Pripyat Amusement Park was set to open on May Day of 1986. On April 26th, the Chernobyl nuclear disaster left Pripyat, Ukraine in the Zone of Alienation, an area unsafe for humans due to high levels of radiation. Despite not making it to opening day, the park operated on the 27th to cheer up the locals as they evacuated from their hometown.
The government now allows for regulated tours of the park, with guides carrying radiation detectors to prevent exposure. For nearly 30 years, this amusement park fell to ruins and served as a reminder of the thousands who died in the disaster. It also gave a glance at the lives survivors left behind. Take a look.
Pripyat Amusement Park.
The park is one of the most contaminated places in all of Pripyat.
This is pretty significant, since all of Pripyat is in the Zone of Alienation.
The entire town of 50,000 was left to deteriorate on its own.
The park is a lasting reminder of the lives left behind on the day of the disaster.
And a monument to the fun that was never had.
For an even better look at Pripyat Amusement Park, check out the video below.
It was a haunting experience just to look at these pictures.
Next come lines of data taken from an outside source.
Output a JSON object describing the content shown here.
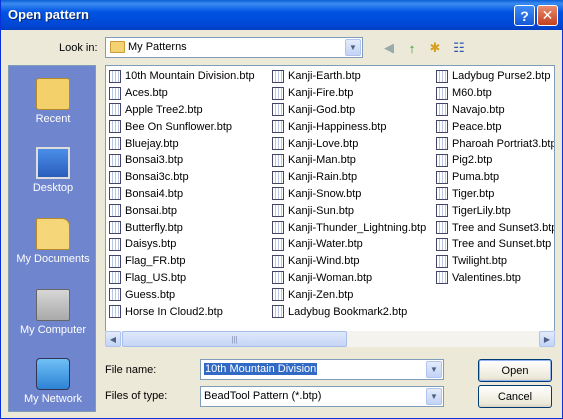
{
  "window": {
    "title": "Open pattern"
  },
  "look_in": {
    "label": "Look in:",
    "value": "My Patterns"
  },
  "places": [
    "Recent",
    "Desktop",
    "My Documents",
    "My Computer",
    "My Network"
  ],
  "files": {
    "col1": [
      "10th Mountain Division.btp",
      "Aces.btp",
      "Apple Tree2.btp",
      "Bee On Sunflower.btp",
      "Bluejay.btp",
      "Bonsai3.btp",
      "Bonsai3c.btp",
      "Bonsai4.btp",
      "Bonsai.btp",
      "Butterfly.btp",
      "Daisys.btp",
      "Flag_FR.btp",
      "Flag_US.btp",
      "Guess.btp",
      "Horse In Cloud2.btp"
    ],
    "col2": [
      "Kanji-Earth.btp",
      "Kanji-Fire.btp",
      "Kanji-God.btp",
      "Kanji-Happiness.btp",
      "Kanji-Love.btp",
      "Kanji-Man.btp",
      "Kanji-Rain.btp",
      "Kanji-Snow.btp",
      "Kanji-Sun.btp",
      "Kanji-Thunder_Lightning.btp",
      "Kanji-Water.btp",
      "Kanji-Wind.btp",
      "Kanji-Woman.btp",
      "Kanji-Zen.btp",
      "Ladybug Bookmark2.btp"
    ],
    "col3": [
      "Ladybug Purse2.btp",
      "M60.btp",
      "Navajo.btp",
      "Peace.btp",
      "Pharoah Portriat3.btp",
      "Pig2.btp",
      "Puma.btp",
      "Tiger.btp",
      "TigerLily.btp",
      "Tree and Sunset3.btp",
      "Tree and Sunset.btp",
      "Twilight.btp",
      "Valentines.btp"
    ]
  },
  "filename": {
    "label": "File name:",
    "value": "10th Mountain Division"
  },
  "filetype": {
    "label": "Files of type:",
    "value": "BeadTool Pattern (*.btp)"
  },
  "buttons": {
    "open": "Open",
    "cancel": "Cancel"
  },
  "icons": {
    "help": "?",
    "close": "✕",
    "back": "◀",
    "up": "↑",
    "new_folder": "✱",
    "views": "☷"
  }
}
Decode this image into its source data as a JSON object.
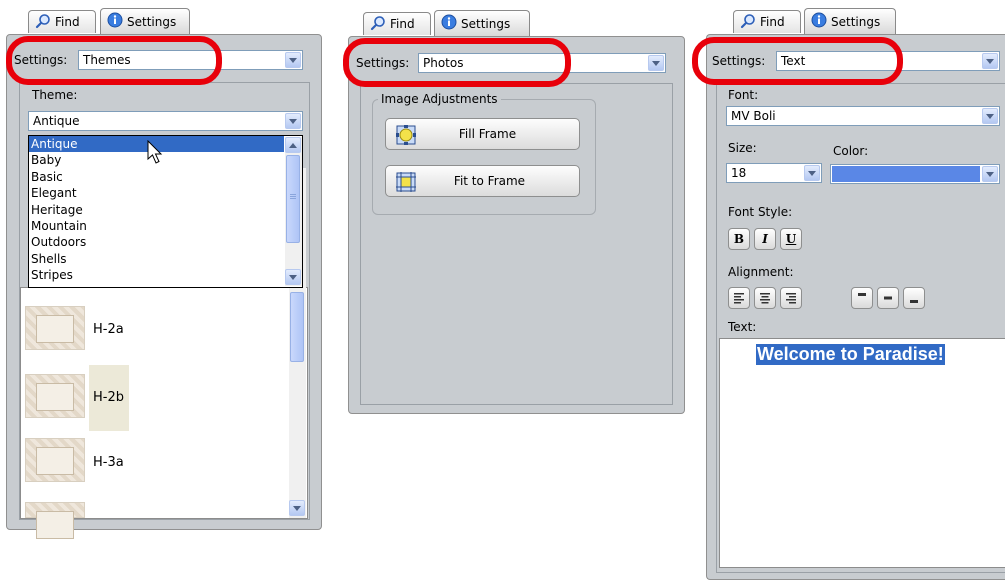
{
  "tabs": {
    "find": "Find",
    "settings": "Settings"
  },
  "panels": {
    "themes": {
      "settings_label": "Settings:",
      "settings_value": "Themes",
      "theme_label": "Theme:",
      "theme_value": "Antique",
      "dropdown_options": [
        "Antique",
        "Baby",
        "Basic",
        "Elegant",
        "Heritage",
        "Mountain",
        "Outdoors",
        "Shells",
        "Stripes"
      ],
      "selected_option": "Antique",
      "thumbnails": [
        "H-2a",
        "H-2b",
        "H-3a"
      ]
    },
    "photos": {
      "settings_label": "Settings:",
      "settings_value": "Photos",
      "group_label": "Image Adjustments",
      "fill_frame": "Fill Frame",
      "fit_to_frame": "Fit to Frame"
    },
    "text": {
      "settings_label": "Settings:",
      "settings_value": "Text",
      "font_label": "Font:",
      "font_value": "MV Boli",
      "size_label": "Size:",
      "size_value": "18",
      "color_label": "Color:",
      "font_style_label": "Font Style:",
      "bold": "B",
      "italic": "I",
      "underline": "U",
      "alignment_label": "Alignment:",
      "text_label": "Text:",
      "text_value": "Welcome to Paradise!"
    }
  },
  "colors": {
    "highlight_oval": "#e8000a",
    "selection": "#316ac5",
    "text_color_swatch": "#5a87e6",
    "panel_bg": "#c8ccd0"
  },
  "icons": [
    "search-icon",
    "info-icon",
    "fill-frame-icon",
    "fit-frame-icon",
    "align-left-icon",
    "align-center-icon",
    "align-right-icon",
    "align-top-icon",
    "align-middle-icon",
    "align-bottom-icon",
    "cursor-icon"
  ]
}
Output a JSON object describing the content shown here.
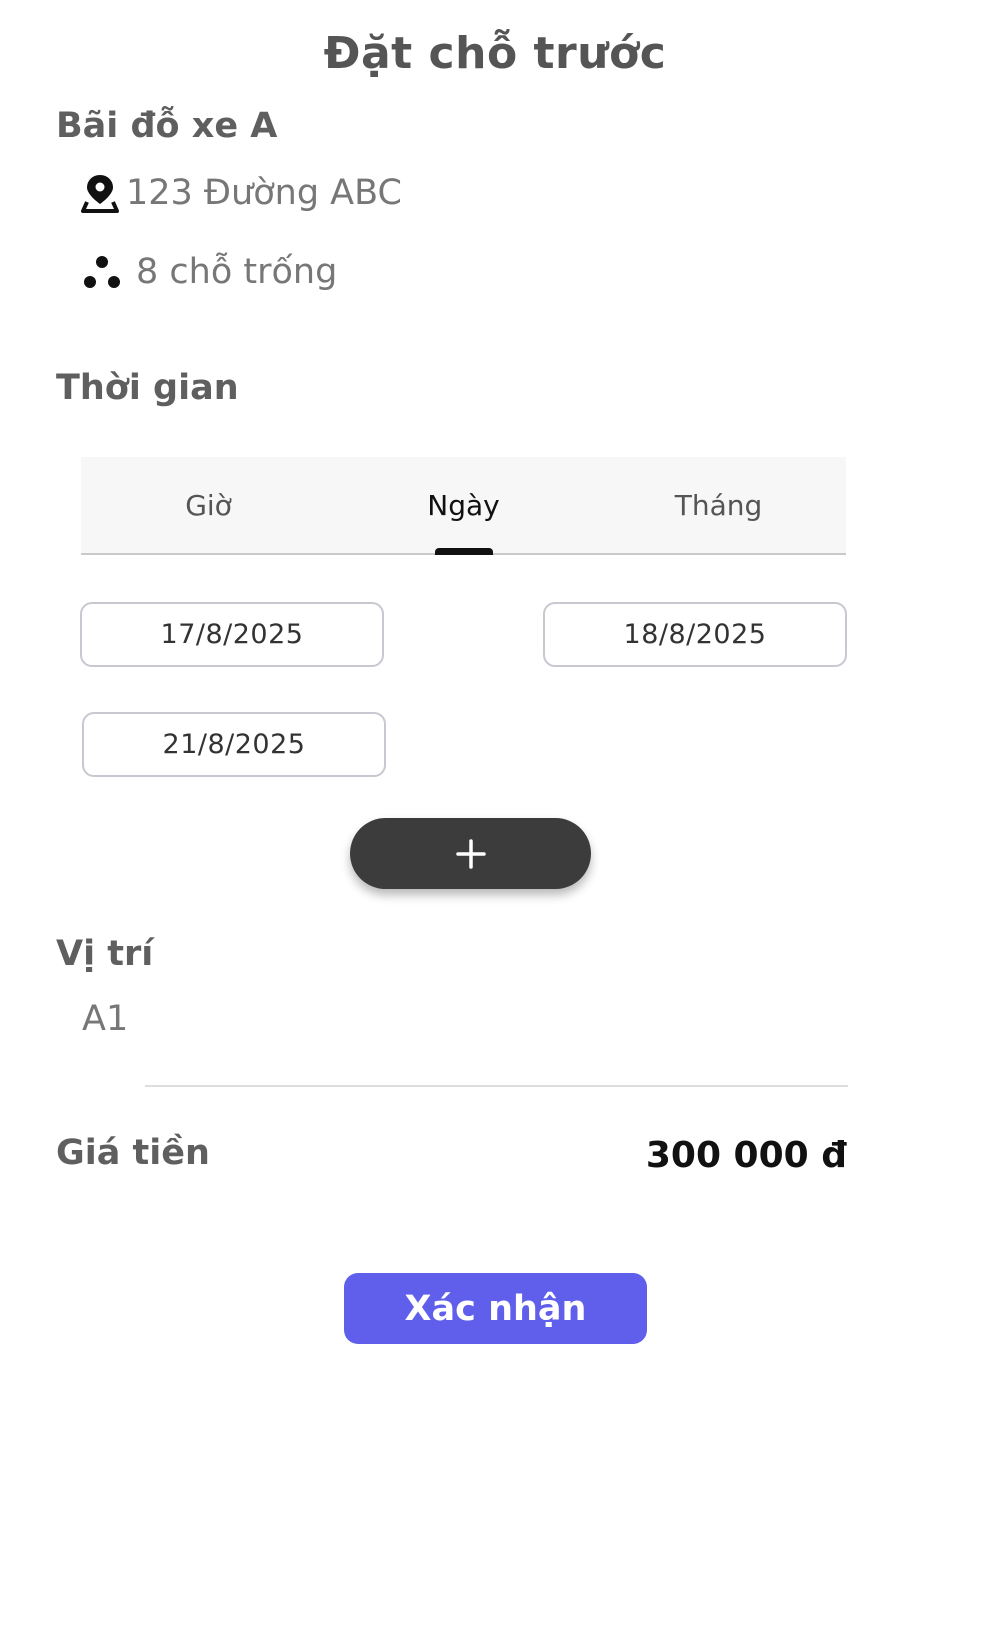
{
  "header": {
    "title": "Đặt chỗ trước"
  },
  "lot": {
    "name": "Bãi đỗ xe A",
    "address": "123 Đường ABC",
    "address_icon": "map-pin-icon",
    "available_slots": "8 chỗ trống",
    "slots_icon": "dots-cluster-icon"
  },
  "time_section": {
    "label": "Thời gian",
    "tabs": [
      {
        "label": "Giờ",
        "active": false
      },
      {
        "label": "Ngày",
        "active": true
      },
      {
        "label": "Tháng",
        "active": false
      }
    ],
    "dates": [
      "17/8/2025",
      "18/8/2025",
      "21/8/2025"
    ],
    "add_icon": "plus-icon"
  },
  "position_section": {
    "label": "Vị trí",
    "value": "A1"
  },
  "price_section": {
    "label": "Giá tiền",
    "value": "300 000 đ"
  },
  "actions": {
    "confirm_label": "Xác nhận"
  },
  "colors": {
    "accent": "#5f5fec",
    "add_button": "#3c3c3c",
    "tab_background": "#f7f7f7"
  }
}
I can’t imagine what it would be like to tour the premises in person. It must be absolutely overwhelming.